Bio-Energy, Biomass, Biofuel and Biogas
Bioenergy is renewable energy made available from materials derived from biological sources.
In its most narrow sense it is a synonym to biofuel, which is fuel derived from biological sources.
In its broader sense it includes biomass, the biological material used as a biofuel, as well as the social, economic, scientific and technical fields associated with using biological sources for energy.
This is a common misconception, as bioenergy is the energy extracted from the biomass, as the biomass is the fuel and the bioenergy is the energy contained in the fuel.
Biomass is any organic material which has stored sunlight in the form of chemical energy.

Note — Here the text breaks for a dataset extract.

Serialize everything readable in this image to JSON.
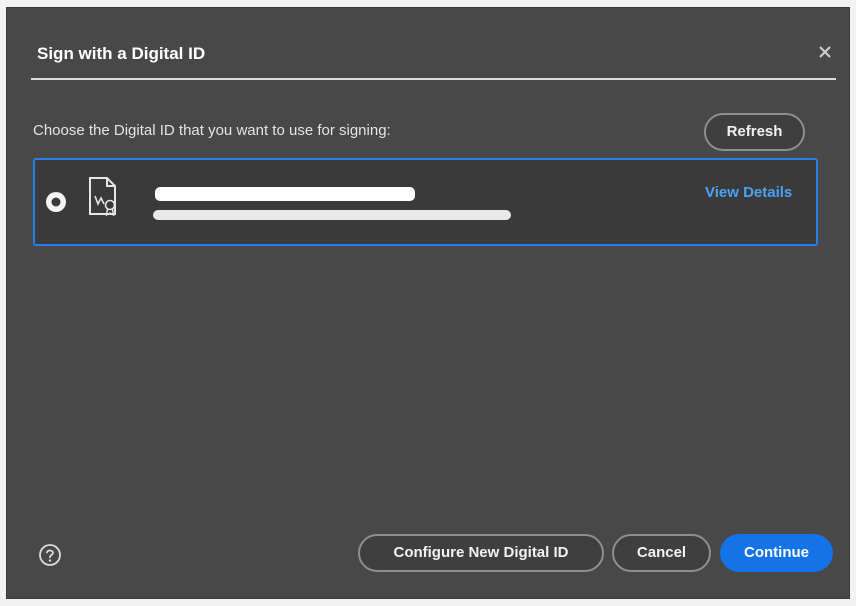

As a fuel it may include wood, wood waste, straw, manure, sugar cane, and many other by-products from a variety of agricultural processes.
Depending on the type of biomass, it can be combusted either to generate heat or to produce electricity. It can also be digested to generate biogas, processed to produce bioliquids for heat or power generation, or used as a transport fuel, a "biodiesel".
Why use Biomass?
Biomass is a renewable, low carbon fuel that is already widely, and often economically available. Its production and use also brings additional environmental and social benefits. Correctly managed, biomass is a sustainable fuel that can deliver a significant reduction in net carbon emissions when compared with fossil fuels.
Categories of biomass materials
Biomass in various forms can be used for a range of energy options, through a variety of technologies, to achieve various end purposes.
Within this definition, biomass for energy can include a wide range of materials. There are five basic categories of material:
- Agricultural residues: residues from agriculture harvesting or processing
- Food waste, from food and drink manufacture, preparation and processing, and post-consumer waste
- Industrial waste and co-products from manufacturing and industrial processes
- Virgin wood, from forestry, arboricultural activities or from wood processing
- Energy crops: high yield crops grown specifically for energy applications
Using biomass to achieve a carbon balance
The combustion (direct or indirect) of biomass as a fuel also returns CO2 to the atmosphere.
Source: Environment Agency (2009): 'Minimising greenhouse gas emissions from biomass energy generation'
However this carbon is part of the current carbon cycle: it was absorbed during the growth of the plant over the previous few months or years and, provided the land continues to support growing plant material, a sustainable balance is maintained between carbon emitted and absorbed.
Biogas is a flammable gas that accrues from the fermentation of biomass in biogas plants.
Biogas is produced by anaerobic digestion or fermentation of biodegradable materials such as biomass, manure, sewage, municipal waste, green waste, plant material and energy crops. This type of biogas comprises primarily methane and carbon dioxide.
Biogas can be used as a low-cost fuel in any country for any heating purpose, such as cooking. It can also be used in modern waste management facilities where it can be used to run any type of heat engine, to generate either mechanical or electrical power. Biogas can be compressed, much like natural gas, and used to power motor vehicles.
Biodiesel is a biosynthetic fuel with similar properties as mineral diesel.
It is a biodegradable transportation fuel for use in diesel engines that is is typically made by chemically reacting lipids (e.g., vegetable oil, animal fat) with an alcohol.
It may be used either as a replacement for or as a component of diesel fuel (distinct from the vegetable and waste oils used to fuel converted diesel engines).
5 Good reasons to use biomass as a sustainable fuel:
- Correctly managed, biomass is a sustainable fuel that can both offer a significant reduction in net carbon emissions compared with fossil fuels.
- Biomass can be sourced locally, contributing to security of supply.
- Biomass can offer local business opportunities and support the rural economy.
- The establishment of local networks of production and usage, allows financial and environmental costs of transport to be minimized.
- Woodlands, forestry and agriculture are generally perceived to be an environmentally and socially attractive amenity by the population, providing opportunities for recreation and leisure activities.